◆ **TASK DESCRIPTION**:
Copy all records exactly, excluding images.

(Beginning of DATA SECTION)

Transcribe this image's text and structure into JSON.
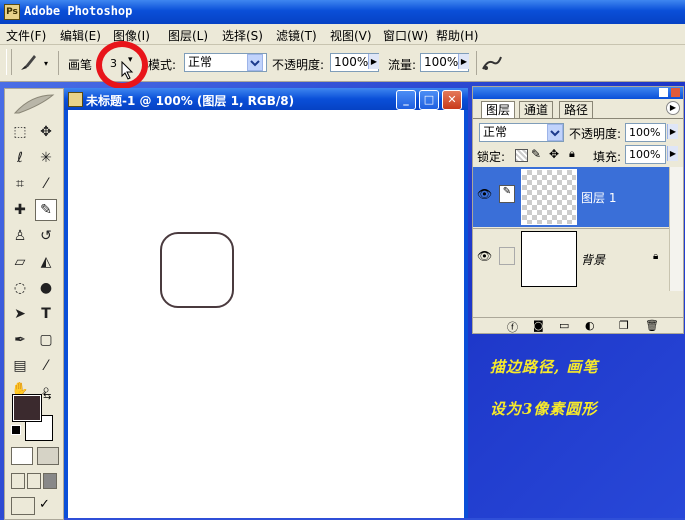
{
  "app": {
    "title": "Adobe Photoshop"
  },
  "menu": [
    "文件(F)",
    "编辑(E)",
    "图像(I)",
    "图层(L)",
    "选择(S)",
    "滤镜(T)",
    "视图(V)",
    "窗口(W)",
    "帮助(H)"
  ],
  "options": {
    "brush_label": "画笔",
    "brush_size": "3",
    "mode_label": "模式:",
    "mode_value": "正常",
    "opacity_label": "不透明度:",
    "opacity_value": "100%",
    "flow_label": "流量:",
    "flow_value": "100%"
  },
  "document": {
    "title": "未标题-1 @ 100% (图层 1, RGB/8)"
  },
  "layers_panel": {
    "tabs": [
      "图层",
      "通道",
      "路径"
    ],
    "blend_mode": "正常",
    "opacity_label": "不透明度:",
    "opacity_value": "100%",
    "lock_label": "锁定:",
    "fill_label": "填充:",
    "fill_value": "100%",
    "layers": [
      {
        "name": "图层 1",
        "selected": true
      },
      {
        "name": "背景",
        "selected": false
      }
    ]
  },
  "instructions": {
    "line1": "描边路径, 画笔",
    "line2": "设为3像素圆形"
  },
  "colors": {
    "foreground": "#3b2a2e",
    "background": "#ffffff",
    "highlight_circle": "#e8141a",
    "instruction_text": "#f7ea2a",
    "selected_layer": "#3a6fd8"
  },
  "icons": {
    "brush_tool": "brush-icon",
    "cursor": "arrow-cursor-icon",
    "eye": "eye-icon",
    "lock": "lock-icon"
  }
}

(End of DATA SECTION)

◆ **ANSWER FOR THE TASK**:
Transcribe this image's text and structure into JSON.
{
  "app": {
    "title": "Adobe Photoshop"
  },
  "menu": [
    "文件(F)",
    "编辑(E)",
    "图像(I)",
    "图层(L)",
    "选择(S)",
    "滤镜(T)",
    "视图(V)",
    "窗口(W)",
    "帮助(H)"
  ],
  "options": {
    "brush_label": "画笔",
    "brush_size": "3",
    "mode_label": "模式:",
    "mode_value": "正常",
    "opacity_label": "不透明度:",
    "opacity_value": "100%",
    "flow_label": "流量:",
    "flow_value": "100%"
  },
  "document": {
    "title": "未标题-1 @ 100% (图层 1, RGB/8)"
  },
  "layers_panel": {
    "tabs": [
      "图层",
      "通道",
      "路径"
    ],
    "blend_mode": "正常",
    "opacity_label": "不透明度:",
    "opacity_value": "100%",
    "lock_label": "锁定:",
    "fill_label": "填充:",
    "fill_value": "100%",
    "layers": [
      {
        "name": "图层 1",
        "selected": true
      },
      {
        "name": "背景",
        "selected": false
      }
    ]
  },
  "instructions": {
    "line1": "描边路径, 画笔",
    "line2": "设为3像素圆形"
  },
  "colors": {
    "foreground": "#3b2a2e",
    "background": "#ffffff",
    "highlight_circle": "#e8141a",
    "instruction_text": "#f7ea2a",
    "selected_layer": "#3a6fd8"
  },
  "icons": {
    "brush_tool": "brush-icon",
    "cursor": "arrow-cursor-icon",
    "eye": "eye-icon",
    "lock": "lock-icon"
  }
}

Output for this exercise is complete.